JACKSONVILLE, Fla. – The Duval County School Board voted Tuesday evening in favor of the purchase of 143,000 reusable face masks to distribute to all students, faculty and staff in the district.
The vote was 6-1. The mask policy will next be reviewed by the school board after Dr. Diana Greene -- the school superintendent -- and staff have reviewed CDC protocols for returning students to face to face instruction.
A spokesperson for the school district noted that the board voted on a recommendation to purchase the masks, but not to require students and staff to wear them. The spokesperson added that no policy or decisions have been made regarding that or the reopening of schools.
The order would cost the district $300,400 from funds which would be drawn from the 10740 special fund “used to categorize expenditures specifically addressing COVID-19 costs.”
The breakdown of what will be purchased for each subgroup of students and staff can be seen in the table below which was included in the board’s agenda.
“We are going to encounter many challenges. Yes, they’re going to send their children to school, and at the beginning of the day they don’t have a fever but come lunchtime they do,” Greene said during the meeting. “We better be prepared to isolate that student and give that student every opportunity to be protected and the people who have to serve that student.”
What will school look like this fall?
Public school leaders in Duval County want to hear from parents before finalizing their reopening strategy for Fall 2020, after the recent school year was abruptly and profoundly impacted by the COVID-19 pandemic.
“With Florida, Jacksonville, and the entire nation beginning to reopen, understanding how the pandemic situation changes over the next few weeks will be very important to the decisions we make for the opening of school next year, which is planned for Aug. 10, 2020,” a district spokesperson said in a letter to parents Tuesday. “We are considering multiple possibilities for next year, and we want to hear caregivers’ thoughts on those.”
The survey first asks participants to identify their relation to the school district, whether they be a student, parent, teacher, staff, etc.
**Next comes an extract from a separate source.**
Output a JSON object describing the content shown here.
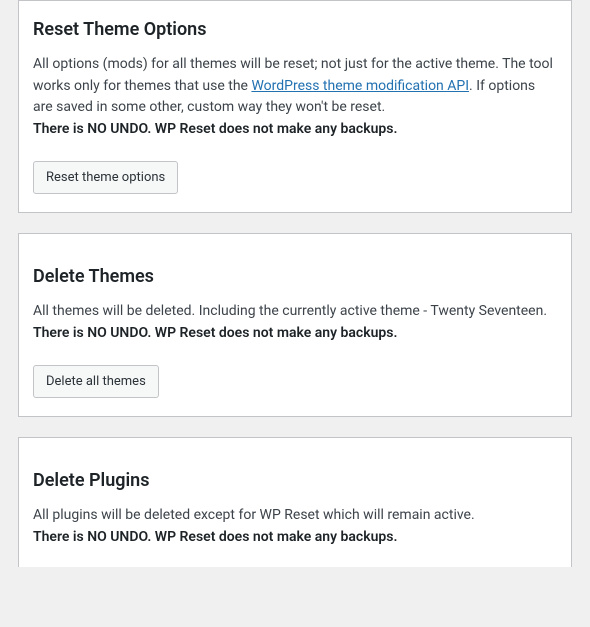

Participants are then asked to share, on a scale of one to 10, their comfort level with a variety of possible situations that the district might employ for the fall semester. “One” is considered uncomfortable and “10” indicates complete comfort.
- Your child returns with all students on Aug. 10 to a regular full-time schedule, as usual.
- Your child returns with all students on Aug. 10 to a regular full-time schedule, with personal protection equipment (face masks, face shields) and handwashing protocols.
- Your child returns with all students after Labor Day with personal protection equipment and handwashing protocols.
- Your child returns with some students beginning on Aug. 10 on a staggered schedule, attending school only on designated days to allow for social distancing, with no online component.
- Your child continues learning online when school resumes on Aug. 10 until it is safe to return to brick and mortar schools.
- Your child returns to school on Aug. 10 using a combination of face-to-face and online learning throughout the week to ensure social distancing in brick and mortar schools.
- Your child completely withdraws from his or her normal brick-and-mortar school and enrolls for the entire school year in a full-time virtual school option, such as Duval Virtual Instruction Academy.
The survey then asks participants to weigh in on various increased safety measures or strategies that the district might employ once in-person classes resume.
Parents are asked to grade their interest in the following nine scenarios on a scale of one to five stars, with the number of stars.
- Frequent hand-washing
- Employees wearing face shields
- Employees and students wearing facial coverings
- Social-distancing of students
- Physical barriers to separate people
- Staggered days, so only a portion of students are in the school at any given time
- Delaying the start of the school year
- Students remain enrolled in brick-and-mortar school but learn completely online through Duval HomeRoom
- Going to a completely online platform, such as Duval Virtual Instruction Academy
Parents were instructed to complete the survey “this week" but officials did not cite a date when it will close.
“It is premature to say how school will be conducted when students and teachers return in the fall," the email said. “As we get guidance from health authorities, thoughts from all of our stakeholder groups, and more information regarding how the pandemic responds to reopening of the community, we will be prepared to make and support the option that is both best for learning and best for the health of our students, our employees, and our community.”